**TRY IT**
In the records below, which lines include "likes"? Copy them.

--- START ---

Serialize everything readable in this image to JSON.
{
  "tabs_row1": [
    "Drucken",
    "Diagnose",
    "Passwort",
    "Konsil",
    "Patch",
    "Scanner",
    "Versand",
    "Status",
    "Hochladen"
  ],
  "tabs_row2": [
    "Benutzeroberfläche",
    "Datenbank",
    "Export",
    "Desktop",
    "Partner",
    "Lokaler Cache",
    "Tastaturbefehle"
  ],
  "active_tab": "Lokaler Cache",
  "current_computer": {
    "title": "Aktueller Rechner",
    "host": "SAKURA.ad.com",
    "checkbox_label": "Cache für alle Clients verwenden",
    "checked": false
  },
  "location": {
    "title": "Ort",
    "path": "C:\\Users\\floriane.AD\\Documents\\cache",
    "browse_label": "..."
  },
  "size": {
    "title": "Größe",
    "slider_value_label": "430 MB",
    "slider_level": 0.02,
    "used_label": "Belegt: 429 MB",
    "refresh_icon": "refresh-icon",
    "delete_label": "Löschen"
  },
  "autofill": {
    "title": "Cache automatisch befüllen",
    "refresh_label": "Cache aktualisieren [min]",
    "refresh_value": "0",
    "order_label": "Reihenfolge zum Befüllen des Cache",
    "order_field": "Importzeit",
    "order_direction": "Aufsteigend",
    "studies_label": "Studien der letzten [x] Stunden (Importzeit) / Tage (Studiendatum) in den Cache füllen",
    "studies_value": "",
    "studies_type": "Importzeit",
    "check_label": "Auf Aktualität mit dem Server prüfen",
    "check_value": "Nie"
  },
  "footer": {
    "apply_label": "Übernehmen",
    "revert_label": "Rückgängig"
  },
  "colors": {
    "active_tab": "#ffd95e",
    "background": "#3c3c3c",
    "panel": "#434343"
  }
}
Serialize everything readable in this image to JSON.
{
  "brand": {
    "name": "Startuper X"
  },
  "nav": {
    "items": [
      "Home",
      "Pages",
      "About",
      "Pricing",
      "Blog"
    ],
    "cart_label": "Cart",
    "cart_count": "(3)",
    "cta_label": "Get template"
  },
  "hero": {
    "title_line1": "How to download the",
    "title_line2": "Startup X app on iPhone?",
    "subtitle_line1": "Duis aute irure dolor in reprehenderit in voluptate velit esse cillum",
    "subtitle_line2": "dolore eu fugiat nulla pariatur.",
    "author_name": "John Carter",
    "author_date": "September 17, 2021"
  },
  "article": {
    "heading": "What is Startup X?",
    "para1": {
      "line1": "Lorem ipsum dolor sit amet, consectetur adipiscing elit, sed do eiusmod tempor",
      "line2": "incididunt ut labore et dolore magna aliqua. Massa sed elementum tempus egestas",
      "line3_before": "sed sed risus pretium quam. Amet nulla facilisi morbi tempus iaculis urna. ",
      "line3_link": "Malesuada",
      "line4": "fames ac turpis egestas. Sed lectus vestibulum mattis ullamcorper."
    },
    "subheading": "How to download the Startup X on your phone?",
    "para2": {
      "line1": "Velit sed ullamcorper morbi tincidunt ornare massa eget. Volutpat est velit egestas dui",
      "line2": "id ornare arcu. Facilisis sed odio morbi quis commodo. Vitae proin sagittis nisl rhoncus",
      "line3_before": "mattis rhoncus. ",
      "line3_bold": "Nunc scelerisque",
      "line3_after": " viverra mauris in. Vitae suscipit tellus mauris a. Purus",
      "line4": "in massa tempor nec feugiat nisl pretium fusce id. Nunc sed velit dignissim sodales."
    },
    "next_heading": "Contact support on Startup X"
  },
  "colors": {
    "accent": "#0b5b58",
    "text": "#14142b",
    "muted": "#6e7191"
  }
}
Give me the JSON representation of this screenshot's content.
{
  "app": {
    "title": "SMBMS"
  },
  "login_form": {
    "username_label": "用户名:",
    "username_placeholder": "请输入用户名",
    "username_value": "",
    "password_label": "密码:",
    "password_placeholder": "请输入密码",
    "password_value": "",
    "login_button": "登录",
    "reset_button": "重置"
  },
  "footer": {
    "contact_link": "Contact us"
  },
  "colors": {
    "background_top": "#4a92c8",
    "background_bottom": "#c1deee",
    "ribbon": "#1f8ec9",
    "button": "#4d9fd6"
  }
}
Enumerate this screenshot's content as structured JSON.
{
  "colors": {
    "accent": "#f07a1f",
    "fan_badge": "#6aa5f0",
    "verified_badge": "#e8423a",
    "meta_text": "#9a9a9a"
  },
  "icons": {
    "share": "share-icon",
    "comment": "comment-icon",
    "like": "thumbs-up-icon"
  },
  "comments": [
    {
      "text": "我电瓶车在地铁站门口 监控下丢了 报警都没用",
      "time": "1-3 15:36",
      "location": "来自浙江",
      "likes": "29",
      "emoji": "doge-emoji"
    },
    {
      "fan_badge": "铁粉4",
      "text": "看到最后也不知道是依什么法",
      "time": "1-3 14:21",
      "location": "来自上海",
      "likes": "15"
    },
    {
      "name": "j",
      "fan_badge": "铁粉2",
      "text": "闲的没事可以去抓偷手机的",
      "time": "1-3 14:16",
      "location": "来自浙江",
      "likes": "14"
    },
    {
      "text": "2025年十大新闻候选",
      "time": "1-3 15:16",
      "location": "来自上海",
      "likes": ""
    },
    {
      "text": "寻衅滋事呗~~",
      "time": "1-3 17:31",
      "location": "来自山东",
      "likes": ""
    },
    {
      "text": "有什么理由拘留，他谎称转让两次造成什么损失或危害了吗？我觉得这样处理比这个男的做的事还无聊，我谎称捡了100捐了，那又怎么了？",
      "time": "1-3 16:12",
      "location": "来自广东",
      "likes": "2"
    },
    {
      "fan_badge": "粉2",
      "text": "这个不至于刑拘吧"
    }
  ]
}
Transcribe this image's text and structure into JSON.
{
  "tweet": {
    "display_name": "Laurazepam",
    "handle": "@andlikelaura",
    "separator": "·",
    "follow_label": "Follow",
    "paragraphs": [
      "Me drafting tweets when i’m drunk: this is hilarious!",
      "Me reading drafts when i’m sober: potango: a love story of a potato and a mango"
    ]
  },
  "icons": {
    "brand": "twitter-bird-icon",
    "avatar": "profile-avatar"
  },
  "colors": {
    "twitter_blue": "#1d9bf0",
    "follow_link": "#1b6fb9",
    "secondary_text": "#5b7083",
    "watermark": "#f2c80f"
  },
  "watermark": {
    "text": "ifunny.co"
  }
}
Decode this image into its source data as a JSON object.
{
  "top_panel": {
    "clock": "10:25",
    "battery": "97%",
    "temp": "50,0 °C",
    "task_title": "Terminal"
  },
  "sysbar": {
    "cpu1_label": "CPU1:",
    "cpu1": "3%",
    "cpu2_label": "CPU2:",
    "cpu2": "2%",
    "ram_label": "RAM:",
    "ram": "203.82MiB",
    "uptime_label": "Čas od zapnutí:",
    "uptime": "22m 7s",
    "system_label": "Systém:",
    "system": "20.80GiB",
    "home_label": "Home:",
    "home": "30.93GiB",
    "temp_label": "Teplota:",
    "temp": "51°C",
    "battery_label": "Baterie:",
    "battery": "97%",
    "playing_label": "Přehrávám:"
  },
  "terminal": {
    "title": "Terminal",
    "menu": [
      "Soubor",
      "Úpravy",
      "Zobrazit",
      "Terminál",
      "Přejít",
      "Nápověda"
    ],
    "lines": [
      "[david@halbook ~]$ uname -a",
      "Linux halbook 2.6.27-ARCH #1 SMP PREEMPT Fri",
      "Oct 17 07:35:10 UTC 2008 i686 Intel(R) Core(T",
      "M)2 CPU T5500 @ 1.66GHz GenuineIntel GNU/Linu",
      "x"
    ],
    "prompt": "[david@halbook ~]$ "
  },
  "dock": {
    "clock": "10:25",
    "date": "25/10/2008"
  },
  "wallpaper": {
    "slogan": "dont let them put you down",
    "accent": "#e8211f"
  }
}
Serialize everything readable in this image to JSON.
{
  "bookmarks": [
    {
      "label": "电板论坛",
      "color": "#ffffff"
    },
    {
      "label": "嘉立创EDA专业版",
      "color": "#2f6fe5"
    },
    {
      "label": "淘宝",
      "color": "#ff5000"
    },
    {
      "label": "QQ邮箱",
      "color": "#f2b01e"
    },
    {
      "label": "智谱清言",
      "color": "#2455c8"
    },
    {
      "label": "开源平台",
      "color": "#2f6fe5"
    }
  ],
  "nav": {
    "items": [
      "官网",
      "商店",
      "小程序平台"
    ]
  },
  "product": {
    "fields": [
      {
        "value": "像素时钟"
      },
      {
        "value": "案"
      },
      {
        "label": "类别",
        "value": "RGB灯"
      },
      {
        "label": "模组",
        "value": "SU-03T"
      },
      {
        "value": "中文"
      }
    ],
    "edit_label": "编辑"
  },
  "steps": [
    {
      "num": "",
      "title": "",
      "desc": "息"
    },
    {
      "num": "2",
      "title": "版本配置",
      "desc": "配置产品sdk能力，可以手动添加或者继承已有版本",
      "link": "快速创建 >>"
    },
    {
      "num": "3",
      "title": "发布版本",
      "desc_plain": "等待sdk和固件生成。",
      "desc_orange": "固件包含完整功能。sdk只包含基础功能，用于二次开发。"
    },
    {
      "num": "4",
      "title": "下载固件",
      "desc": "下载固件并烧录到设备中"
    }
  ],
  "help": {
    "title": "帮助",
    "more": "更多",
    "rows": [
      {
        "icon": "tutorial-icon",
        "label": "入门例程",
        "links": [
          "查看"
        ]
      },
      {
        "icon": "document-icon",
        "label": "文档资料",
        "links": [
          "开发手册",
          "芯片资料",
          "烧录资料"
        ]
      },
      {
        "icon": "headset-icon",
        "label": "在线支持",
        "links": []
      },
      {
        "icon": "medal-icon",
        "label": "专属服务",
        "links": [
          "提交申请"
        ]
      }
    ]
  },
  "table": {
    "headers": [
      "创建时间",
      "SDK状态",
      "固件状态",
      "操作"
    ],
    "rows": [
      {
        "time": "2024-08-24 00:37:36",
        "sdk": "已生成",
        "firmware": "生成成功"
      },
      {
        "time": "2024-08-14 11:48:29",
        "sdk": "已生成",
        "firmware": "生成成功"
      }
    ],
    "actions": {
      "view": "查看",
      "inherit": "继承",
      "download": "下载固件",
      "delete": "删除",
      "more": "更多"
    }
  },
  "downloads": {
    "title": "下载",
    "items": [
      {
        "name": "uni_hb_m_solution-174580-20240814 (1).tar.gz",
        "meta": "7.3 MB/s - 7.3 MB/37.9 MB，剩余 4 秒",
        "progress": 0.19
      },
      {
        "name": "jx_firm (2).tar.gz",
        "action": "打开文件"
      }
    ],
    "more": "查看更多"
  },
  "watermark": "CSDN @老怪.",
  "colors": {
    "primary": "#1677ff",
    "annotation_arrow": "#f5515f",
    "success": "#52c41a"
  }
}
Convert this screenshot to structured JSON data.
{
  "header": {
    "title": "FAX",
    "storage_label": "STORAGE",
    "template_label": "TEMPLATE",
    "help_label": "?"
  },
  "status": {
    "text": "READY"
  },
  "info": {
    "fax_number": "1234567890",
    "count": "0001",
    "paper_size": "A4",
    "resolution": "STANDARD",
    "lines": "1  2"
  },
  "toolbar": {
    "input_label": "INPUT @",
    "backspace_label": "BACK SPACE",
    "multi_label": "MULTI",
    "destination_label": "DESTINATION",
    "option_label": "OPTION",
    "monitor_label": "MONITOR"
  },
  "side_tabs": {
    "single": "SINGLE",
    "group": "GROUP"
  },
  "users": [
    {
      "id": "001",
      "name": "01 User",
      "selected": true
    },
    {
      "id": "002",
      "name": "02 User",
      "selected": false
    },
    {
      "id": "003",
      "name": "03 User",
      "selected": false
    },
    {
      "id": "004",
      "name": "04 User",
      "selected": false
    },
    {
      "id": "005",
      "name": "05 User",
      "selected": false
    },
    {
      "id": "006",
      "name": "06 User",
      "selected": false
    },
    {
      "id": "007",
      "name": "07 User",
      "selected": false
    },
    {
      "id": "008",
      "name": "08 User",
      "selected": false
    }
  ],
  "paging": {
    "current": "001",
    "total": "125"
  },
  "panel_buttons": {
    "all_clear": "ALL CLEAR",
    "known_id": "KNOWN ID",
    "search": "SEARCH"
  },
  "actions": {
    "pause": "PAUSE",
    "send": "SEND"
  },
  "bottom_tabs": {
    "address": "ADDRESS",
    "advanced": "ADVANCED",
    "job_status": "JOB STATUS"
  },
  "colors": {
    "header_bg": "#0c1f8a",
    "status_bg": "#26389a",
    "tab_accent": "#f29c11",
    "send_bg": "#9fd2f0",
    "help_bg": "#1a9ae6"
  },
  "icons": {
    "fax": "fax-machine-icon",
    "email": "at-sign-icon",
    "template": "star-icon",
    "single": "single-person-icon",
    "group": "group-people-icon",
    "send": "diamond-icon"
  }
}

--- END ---

**SOLUTION FOR THIS EXERCISE**
      "likes": "29",
      "likes": "15"
      "likes": "14"
      "likes": ""
      "likes": ""
      "likes": "2"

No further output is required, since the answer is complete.